- **Stored data**
━━━━━━━━━━━━━━━━━━━━

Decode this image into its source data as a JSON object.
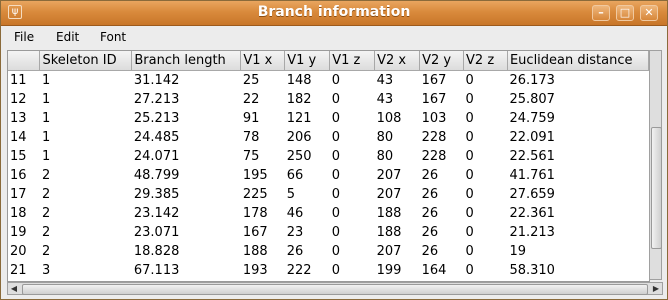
{
  "window": {
    "title": "Branch information",
    "app_icon_glyph": "ψ",
    "controls": {
      "minimize_glyph": "–",
      "maximize_glyph": "□",
      "close_glyph": "✕"
    }
  },
  "menu": [
    "File",
    "Edit",
    "Font"
  ],
  "table": {
    "columns": [
      "",
      "Skeleton ID",
      "Branch length",
      "V1 x",
      "V1 y",
      "V1 z",
      "V2 x",
      "V2 y",
      "V2 z",
      "Euclidean distance"
    ],
    "rows": [
      [
        "11",
        "1",
        "31.142",
        "25",
        "148",
        "0",
        "43",
        "167",
        "0",
        "26.173"
      ],
      [
        "12",
        "1",
        "27.213",
        "22",
        "182",
        "0",
        "43",
        "167",
        "0",
        "25.807"
      ],
      [
        "13",
        "1",
        "25.213",
        "91",
        "121",
        "0",
        "108",
        "103",
        "0",
        "24.759"
      ],
      [
        "14",
        "1",
        "24.485",
        "78",
        "206",
        "0",
        "80",
        "228",
        "0",
        "22.091"
      ],
      [
        "15",
        "1",
        "24.071",
        "75",
        "250",
        "0",
        "80",
        "228",
        "0",
        "22.561"
      ],
      [
        "16",
        "2",
        "48.799",
        "195",
        "66",
        "0",
        "207",
        "26",
        "0",
        "41.761"
      ],
      [
        "17",
        "2",
        "29.385",
        "225",
        "5",
        "0",
        "207",
        "26",
        "0",
        "27.659"
      ],
      [
        "18",
        "2",
        "23.142",
        "178",
        "46",
        "0",
        "188",
        "26",
        "0",
        "22.361"
      ],
      [
        "19",
        "2",
        "23.071",
        "167",
        "23",
        "0",
        "188",
        "26",
        "0",
        "21.213"
      ],
      [
        "20",
        "2",
        "18.828",
        "188",
        "26",
        "0",
        "207",
        "26",
        "0",
        "19"
      ],
      [
        "21",
        "3",
        "67.113",
        "193",
        "222",
        "0",
        "199",
        "164",
        "0",
        "58.310"
      ]
    ]
  },
  "scrollbars": {
    "vertical_position_pct": 42,
    "horizontal_position_pct": 0
  }
}
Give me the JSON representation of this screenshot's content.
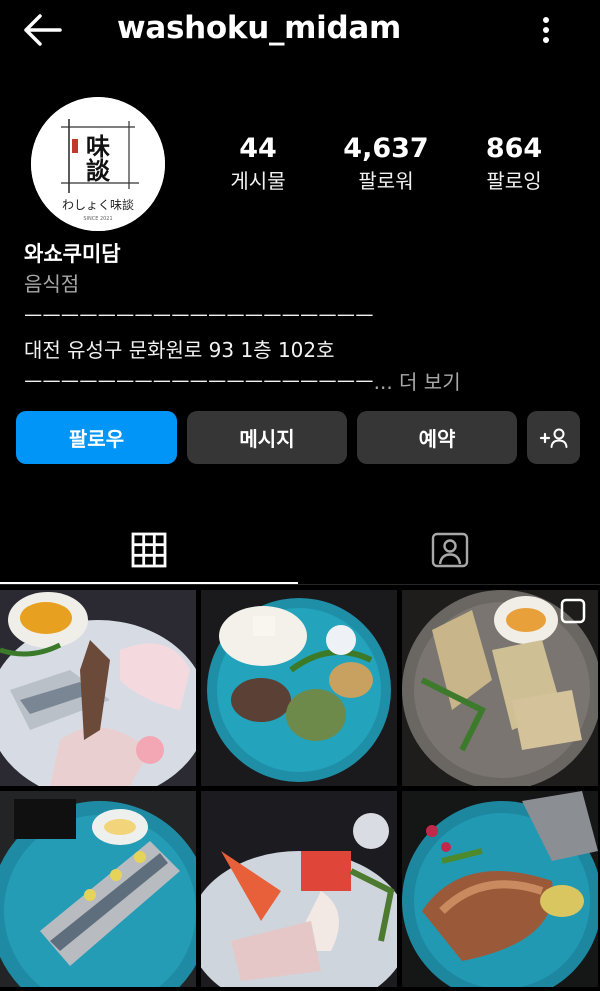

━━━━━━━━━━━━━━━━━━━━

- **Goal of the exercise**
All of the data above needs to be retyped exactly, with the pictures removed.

- **Task response**
Decode this image into its source data as a JSON object.
{
  "window": {
    "title": "Branch information",
    "app_icon_glyph": "ψ",
    "controls": {
      "minimize_glyph": "–",
      "maximize_glyph": "□",
      "close_glyph": "✕"
    }
  },
  "menu": [
    "File",
    "Edit",
    "Font"
  ],
  "table": {
    "columns": [
      "",
      "Skeleton ID",
      "Branch length",
      "V1 x",
      "V1 y",
      "V1 z",
      "V2 x",
      "V2 y",
      "V2 z",
      "Euclidean distance"
    ],
    "rows": [
      [
        "11",
        "1",
        "31.142",
        "25",
        "148",
        "0",
        "43",
        "167",
        "0",
        "26.173"
      ],
      [
        "12",
        "1",
        "27.213",
        "22",
        "182",
        "0",
        "43",
        "167",
        "0",
        "25.807"
      ],
      [
        "13",
        "1",
        "25.213",
        "91",
        "121",
        "0",
        "108",
        "103",
        "0",
        "24.759"
      ],
      [
        "14",
        "1",
        "24.485",
        "78",
        "206",
        "0",
        "80",
        "228",
        "0",
        "22.091"
      ],
      [
        "15",
        "1",
        "24.071",
        "75",
        "250",
        "0",
        "80",
        "228",
        "0",
        "22.561"
      ],
      [
        "16",
        "2",
        "48.799",
        "195",
        "66",
        "0",
        "207",
        "26",
        "0",
        "41.761"
      ],
      [
        "17",
        "2",
        "29.385",
        "225",
        "5",
        "0",
        "207",
        "26",
        "0",
        "27.659"
      ],
      [
        "18",
        "2",
        "23.142",
        "178",
        "46",
        "0",
        "188",
        "26",
        "0",
        "22.361"
      ],
      [
        "19",
        "2",
        "23.071",
        "167",
        "23",
        "0",
        "188",
        "26",
        "0",
        "21.213"
      ],
      [
        "20",
        "2",
        "18.828",
        "188",
        "26",
        "0",
        "207",
        "26",
        "0",
        "19"
      ],
      [
        "21",
        "3",
        "67.113",
        "193",
        "222",
        "0",
        "199",
        "164",
        "0",
        "58.310"
      ]
    ]
  },
  "scrollbars": {
    "vertical_position_pct": 42,
    "horizontal_position_pct": 0
  }
}
Give me the JSON representation of this screenshot's content.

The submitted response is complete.